6. Against this background, Carrington said that his main impression from his talks with Mintoff was that latter was endeavoring to create elaborate scenario designed to drive wedge between UK and its allies so as to maximize possibility of securing increased aid from Western nations. At one point in private talk between just the two of them, Mintoff had tried to apply shock treatment by suggesting that Malta might turn away from Britain entirely in favor of another European country. Carrington rejoined that presumably this might mean Germany. Mintoff had dismissed that possibility and slyly asked how would Britain react if Malta turned to France. When Carrington immediately replied that Britain would be delighted if Malta could get 30 million a year from France, Mintoff seemed quite taken aback.

7. As for immediate financial outlook, Carrington observed that apparently US and some other governments had information suggesting that situation was critical. I noted that US Embassy in Valletta had reported Maltese view that government would not be able to meet payroll after August 15. Carrington expressed skepticism, commenting that Maltese Government has 70 million pounds in reserves in London.4 (He cautioned that this was highly confidential). Also, it was noted that Mintoff had apparently made no attempts at borrowing. I stressed that information available to US Government indicated serious immediate financial problem and asked whether UK officials would investigate this aspect of situation more thoroughly. [Page 753] Carrington’s people undertook to do so. Implication left by Carrington was that UK suspects US has been taken in by Mintoff on financial side of his scenario.

8. Carrington made it clear that although UK Government has its reservations about Mintoff’s motives, sincerity and reliability, it proposed to carry through with attempt to make up a reasonable offer to him. This would, hopefully result from NAC discussions, following which UK negotiations with Malta could resume. Carrington expressed his strong conviction, however, that the process of dealing with Malta should be deliberate and unhurried. Also, he thought initial offer probably should not go the whole way since it was inherent part of Mintoff’s psychology to expect that first bid would be low. I observed that it would be difficult to proceed in this fashion with several governments involved, some of which might leak to Mintoff. Carrington acknowledged that situation had inherent charactistic of sieve.

9. I commented that it was obvious that there was marked difference between US and UK Governments’ respective assessments of overall situation and expressed hope that we could stay in close touch. Carrington agreed.

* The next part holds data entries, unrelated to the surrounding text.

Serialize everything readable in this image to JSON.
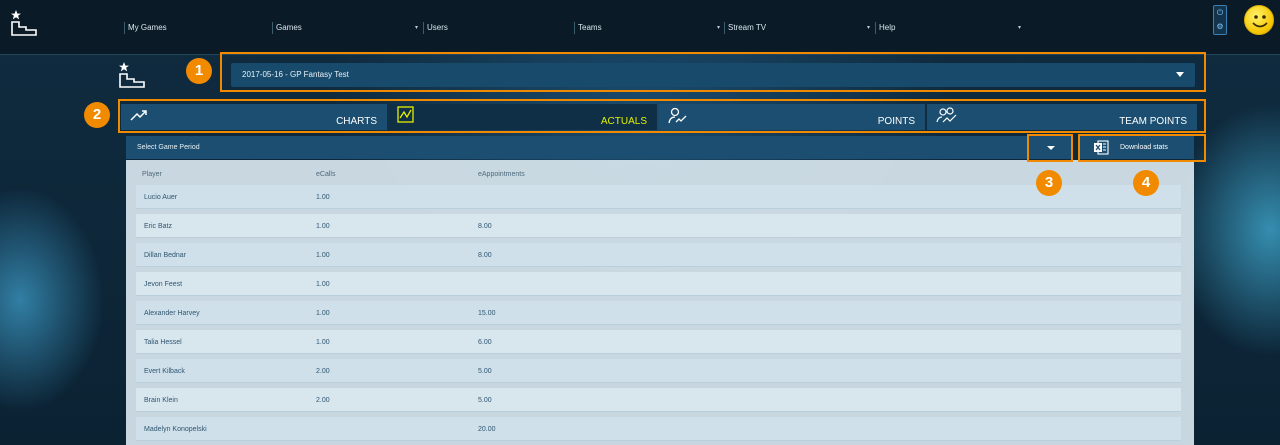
{
  "nav": {
    "items": [
      {
        "label": "My Games",
        "has_caret": false
      },
      {
        "label": "Games",
        "has_caret": true
      },
      {
        "label": "Users",
        "has_caret": false
      },
      {
        "label": "Teams",
        "has_caret": true
      },
      {
        "label": "Stream TV",
        "has_caret": true
      },
      {
        "label": "Help",
        "has_caret": true
      }
    ],
    "caret_glyph": "▾"
  },
  "game_selector": {
    "value": "2017-05-16 - GP Fantasy Test"
  },
  "tabs": [
    {
      "label": "CHARTS",
      "icon": "trend-up-icon",
      "active": false
    },
    {
      "label": "ACTUALS",
      "icon": "chart-square-icon",
      "active": true
    },
    {
      "label": "POINTS",
      "icon": "user-chart-icon",
      "active": false
    },
    {
      "label": "TEAM POINTS",
      "icon": "team-chart-icon",
      "active": false
    }
  ],
  "period": {
    "placeholder": "Select Game Period"
  },
  "download": {
    "label": "Download stats",
    "icon": "excel-icon"
  },
  "table": {
    "columns": [
      "Player",
      "eCalls",
      "eAppointments"
    ],
    "rows": [
      [
        "Lucio Auer",
        "1.00",
        ""
      ],
      [
        "Eric Batz",
        "1.00",
        "8.00"
      ],
      [
        "Dillan Bednar",
        "1.00",
        "8.00"
      ],
      [
        "Jevon Feest",
        "1.00",
        ""
      ],
      [
        "Alexander Harvey",
        "1.00",
        "15.00"
      ],
      [
        "Talia Hessel",
        "1.00",
        "6.00"
      ],
      [
        "Evert Kilback",
        "2.00",
        "5.00"
      ],
      [
        "Brain Klein",
        "2.00",
        "5.00"
      ],
      [
        "Madelyn Konopelski",
        "",
        "20.00"
      ]
    ]
  },
  "callouts": [
    "1",
    "2",
    "3",
    "4"
  ],
  "colors": {
    "accent": "#f28a00",
    "active_tab_label": "#e5f000",
    "header_blue": "#1b4e70"
  },
  "icons": {
    "logo": "podium-star-icon",
    "power": "power-icon",
    "settings": "gear-icon",
    "avatar": "smiley-avatar-icon"
  }
}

10. Since Carrington is Minister most directly involved in negotiations, I must take his appreciation of situation as most authoritative on UK side. Report of Mintoff’s trip to Libya,5 which came over ticker shortly before our talk, did not faze Carrington. His attitude was that if Mintoff was able to get aid from Libya, it would not basically alter his national dependence on Western Europe. In view Carrington’s general assessment, which seemed persuasive to me, I think there is little question of UK Government entertaining any idea of immediate cash infusion and little choice but to proceed with NATO package and for UK to negotiate with Malta thereafter.

  1. Source: National Archives, Nixon Presidential Materials, NSC Files, Box 728, Country Files—Europe, United Kingdom, Vol. VI. Secret; Immediate; Nodis.
  2. Not found.
  3. Reported in telegram 7134 from London, August 2. (National Archives, RG 59, Central Files 1970–73, POL MALTA–UK)
  4. In telegram 142339 to London, August 5, the Department of State requested further information on the status of these funds. In telegram 7311 from London, August 6, the Embassy replied that U.K. officials believed the sum on reserve amounted to $80 million and that Malta could use it as collateral to obtain commercial bank loans. (Both ibid., Nixon Presidential Materials, NSC Files, Box 728, Country Files—Europe, United Kingdom, Vol. VI)
  5. August 4–5. Between his election in June and the end of the year, Mintoff made four visits to Libya.